Dataset rows describing interfaces
=== Section Start ===

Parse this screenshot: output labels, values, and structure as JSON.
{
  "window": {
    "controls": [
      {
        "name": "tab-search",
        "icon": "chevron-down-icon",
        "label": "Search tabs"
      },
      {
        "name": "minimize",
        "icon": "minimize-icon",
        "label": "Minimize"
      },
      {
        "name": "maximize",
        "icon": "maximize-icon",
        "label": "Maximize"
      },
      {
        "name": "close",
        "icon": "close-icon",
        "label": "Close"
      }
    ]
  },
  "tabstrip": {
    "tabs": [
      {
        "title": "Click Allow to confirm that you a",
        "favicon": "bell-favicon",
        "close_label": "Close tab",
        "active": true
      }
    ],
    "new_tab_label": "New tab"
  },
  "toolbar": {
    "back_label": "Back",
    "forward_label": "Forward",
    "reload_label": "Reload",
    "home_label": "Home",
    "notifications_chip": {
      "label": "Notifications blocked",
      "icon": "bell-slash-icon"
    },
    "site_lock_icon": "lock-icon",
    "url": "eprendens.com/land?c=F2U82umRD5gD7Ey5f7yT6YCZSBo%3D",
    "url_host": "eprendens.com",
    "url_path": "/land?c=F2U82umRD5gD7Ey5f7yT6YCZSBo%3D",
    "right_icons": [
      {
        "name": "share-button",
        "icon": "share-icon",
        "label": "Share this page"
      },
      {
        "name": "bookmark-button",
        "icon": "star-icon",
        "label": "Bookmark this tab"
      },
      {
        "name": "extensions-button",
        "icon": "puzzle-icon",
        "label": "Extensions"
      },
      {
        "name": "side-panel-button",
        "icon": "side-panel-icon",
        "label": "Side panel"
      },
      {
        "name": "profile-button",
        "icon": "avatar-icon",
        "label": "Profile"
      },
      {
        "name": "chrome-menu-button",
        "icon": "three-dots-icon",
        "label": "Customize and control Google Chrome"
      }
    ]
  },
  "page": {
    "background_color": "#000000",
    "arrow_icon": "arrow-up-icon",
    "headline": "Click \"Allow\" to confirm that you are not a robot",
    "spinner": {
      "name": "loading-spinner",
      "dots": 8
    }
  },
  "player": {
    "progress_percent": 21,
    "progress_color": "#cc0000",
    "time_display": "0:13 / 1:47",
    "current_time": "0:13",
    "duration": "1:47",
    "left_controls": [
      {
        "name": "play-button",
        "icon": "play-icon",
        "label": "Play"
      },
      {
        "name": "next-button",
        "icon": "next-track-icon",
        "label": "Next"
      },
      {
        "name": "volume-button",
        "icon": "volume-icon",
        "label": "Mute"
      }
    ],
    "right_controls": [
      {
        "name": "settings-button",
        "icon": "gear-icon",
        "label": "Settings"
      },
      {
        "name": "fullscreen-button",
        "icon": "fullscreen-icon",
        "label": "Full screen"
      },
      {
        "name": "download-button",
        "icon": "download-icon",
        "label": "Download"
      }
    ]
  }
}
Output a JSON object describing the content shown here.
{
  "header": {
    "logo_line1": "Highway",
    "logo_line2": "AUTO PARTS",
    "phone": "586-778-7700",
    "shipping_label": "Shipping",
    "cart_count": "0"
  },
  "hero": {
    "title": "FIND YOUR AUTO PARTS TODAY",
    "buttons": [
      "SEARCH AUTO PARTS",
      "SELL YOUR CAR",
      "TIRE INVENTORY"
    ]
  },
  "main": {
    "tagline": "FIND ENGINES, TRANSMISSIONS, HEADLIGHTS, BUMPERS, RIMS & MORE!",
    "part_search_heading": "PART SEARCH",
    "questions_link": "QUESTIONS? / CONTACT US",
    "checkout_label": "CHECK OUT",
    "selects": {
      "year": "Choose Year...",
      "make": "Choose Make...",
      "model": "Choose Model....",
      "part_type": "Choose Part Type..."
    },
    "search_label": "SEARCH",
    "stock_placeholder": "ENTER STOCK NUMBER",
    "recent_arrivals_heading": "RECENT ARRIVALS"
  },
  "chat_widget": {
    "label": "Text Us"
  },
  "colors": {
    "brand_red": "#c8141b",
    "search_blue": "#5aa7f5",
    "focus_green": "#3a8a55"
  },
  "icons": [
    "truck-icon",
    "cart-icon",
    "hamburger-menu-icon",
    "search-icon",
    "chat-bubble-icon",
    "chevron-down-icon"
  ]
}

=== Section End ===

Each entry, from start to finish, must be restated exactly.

Parse this screenshot: output labels, values, and structure as JSON.
{
  "window": {
    "controls": [
      {
        "name": "tab-search",
        "icon": "chevron-down-icon",
        "label": "Search tabs"
      },
      {
        "name": "minimize",
        "icon": "minimize-icon",
        "label": "Minimize"
      },
      {
        "name": "maximize",
        "icon": "maximize-icon",
        "label": "Maximize"
      },
      {
        "name": "close",
        "icon": "close-icon",
        "label": "Close"
      }
    ]
  },
  "tabstrip": {
    "tabs": [
      {
        "title": "Click Allow to confirm that you a",
        "favicon": "bell-favicon",
        "close_label": "Close tab",
        "active": true
      }
    ],
    "new_tab_label": "New tab"
  },
  "toolbar": {
    "back_label": "Back",
    "forward_label": "Forward",
    "reload_label": "Reload",
    "home_label": "Home",
    "notifications_chip": {
      "label": "Notifications blocked",
      "icon": "bell-slash-icon"
    },
    "site_lock_icon": "lock-icon",
    "url": "eprendens.com/land?c=F2U82umRD5gD7Ey5f7yT6YCZSBo%3D",
    "url_host": "eprendens.com",
    "url_path": "/land?c=F2U82umRD5gD7Ey5f7yT6YCZSBo%3D",
    "right_icons": [
      {
        "name": "share-button",
        "icon": "share-icon",
        "label": "Share this page"
      },
      {
        "name": "bookmark-button",
        "icon": "star-icon",
        "label": "Bookmark this tab"
      },
      {
        "name": "extensions-button",
        "icon": "puzzle-icon",
        "label": "Extensions"
      },
      {
        "name": "side-panel-button",
        "icon": "side-panel-icon",
        "label": "Side panel"
      },
      {
        "name": "profile-button",
        "icon": "avatar-icon",
        "label": "Profile"
      },
      {
        "name": "chrome-menu-button",
        "icon": "three-dots-icon",
        "label": "Customize and control Google Chrome"
      }
    ]
  },
  "page": {
    "background_color": "#000000",
    "arrow_icon": "arrow-up-icon",
    "headline": "Click \"Allow\" to confirm that you are not a robot",
    "spinner": {
      "name": "loading-spinner",
      "dots": 8
    }
  },
  "player": {
    "progress_percent": 21,
    "progress_color": "#cc0000",
    "time_display": "0:13 / 1:47",
    "current_time": "0:13",
    "duration": "1:47",
    "left_controls": [
      {
        "name": "play-button",
        "icon": "play-icon",
        "label": "Play"
      },
      {
        "name": "next-button",
        "icon": "next-track-icon",
        "label": "Next"
      },
      {
        "name": "volume-button",
        "icon": "volume-icon",
        "label": "Mute"
      }
    ],
    "right_controls": [
      {
        "name": "settings-button",
        "icon": "gear-icon",
        "label": "Settings"
      },
      {
        "name": "fullscreen-button",
        "icon": "fullscreen-icon",
        "label": "Full screen"
      },
      {
        "name": "download-button",
        "icon": "download-icon",
        "label": "Download"
      }
    ]
  }
}
Output a JSON object describing the content shown here.
{
  "header": {
    "logo_line1": "Highway",
    "logo_line2": "AUTO PARTS",
    "phone": "586-778-7700",
    "shipping_label": "Shipping",
    "cart_count": "0"
  },
  "hero": {
    "title": "FIND YOUR AUTO PARTS TODAY",
    "buttons": [
      "SEARCH AUTO PARTS",
      "SELL YOUR CAR",
      "TIRE INVENTORY"
    ]
  },
  "main": {
    "tagline": "FIND ENGINES, TRANSMISSIONS, HEADLIGHTS, BUMPERS, RIMS & MORE!",
    "part_search_heading": "PART SEARCH",
    "questions_link": "QUESTIONS? / CONTACT US",
    "checkout_label": "CHECK OUT",
    "selects": {
      "year": "Choose Year...",
      "make": "Choose Make...",
      "model": "Choose Model....",
      "part_type": "Choose Part Type..."
    },
    "search_label": "SEARCH",
    "stock_placeholder": "ENTER STOCK NUMBER",
    "recent_arrivals_heading": "RECENT ARRIVALS"
  },
  "chat_widget": {
    "label": "Text Us"
  },
  "colors": {
    "brand_red": "#c8141b",
    "search_blue": "#5aa7f5",
    "focus_green": "#3a8a55"
  },
  "icons": [
    "truck-icon",
    "cart-icon",
    "hamburger-menu-icon",
    "search-icon",
    "chat-bubble-icon",
    "chevron-down-icon"
  ]
}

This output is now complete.